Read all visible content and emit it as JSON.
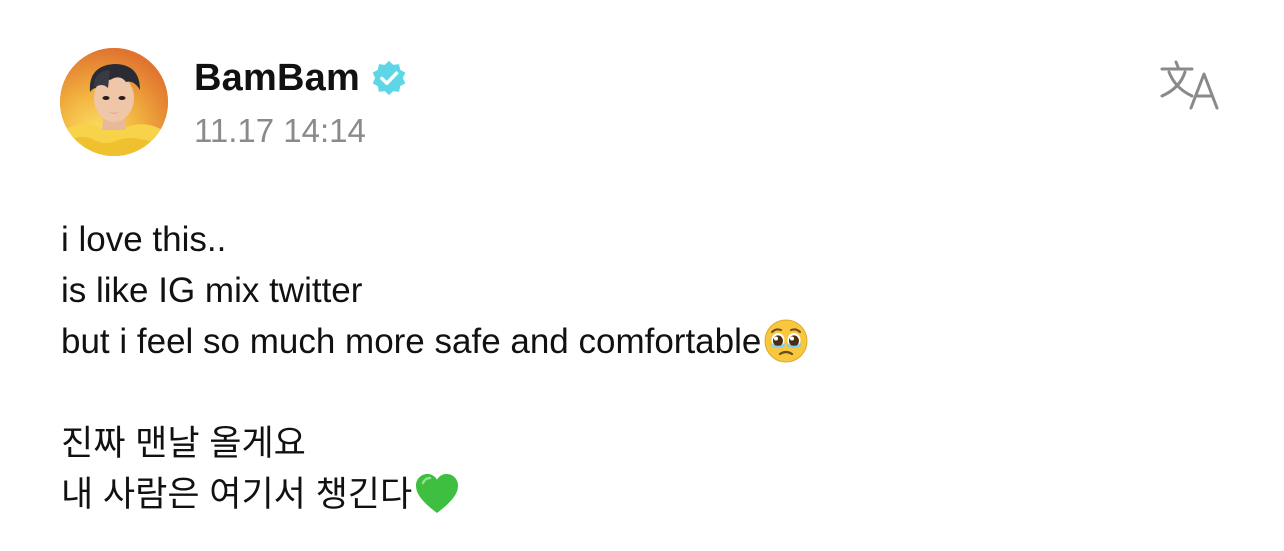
{
  "author": {
    "name": "BamBam",
    "verified": true,
    "avatar_icon": "user-avatar-photo",
    "badge_color": "#5ed6e6"
  },
  "post": {
    "timestamp": "11.17 14:14",
    "lines": [
      "i love this..",
      "is like IG mix twitter",
      "but i feel so much more safe and comfortable",
      "",
      "진짜 맨날 올게요",
      "내 사람은 여기서 챙긴다"
    ],
    "emojis": {
      "line3": "pleading-face-emoji",
      "line6": "green-heart-emoji"
    }
  },
  "actions": {
    "translate_icon": "translate-icon"
  },
  "colors": {
    "text": "#111111",
    "muted": "#8a8a8a",
    "background": "#ffffff",
    "translate_icon": "#8a8a8a",
    "green_heart": "#3fbf3f"
  }
}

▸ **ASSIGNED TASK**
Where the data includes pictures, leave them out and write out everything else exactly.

▸ **TASK OUTPUT**
Read all visible content and emit it as JSON.
{
  "author": {
    "name": "BamBam",
    "verified": true,
    "avatar_icon": "user-avatar-photo",
    "badge_color": "#5ed6e6"
  },
  "post": {
    "timestamp": "11.17 14:14",
    "lines": [
      "i love this..",
      "is like IG mix twitter",
      "but i feel so much more safe and comfortable",
      "",
      "진짜 맨날 올게요",
      "내 사람은 여기서 챙긴다"
    ],
    "emojis": {
      "line3": "pleading-face-emoji",
      "line6": "green-heart-emoji"
    }
  },
  "actions": {
    "translate_icon": "translate-icon"
  },
  "colors": {
    "text": "#111111",
    "muted": "#8a8a8a",
    "background": "#ffffff",
    "translate_icon": "#8a8a8a",
    "green_heart": "#3fbf3f"
  }
}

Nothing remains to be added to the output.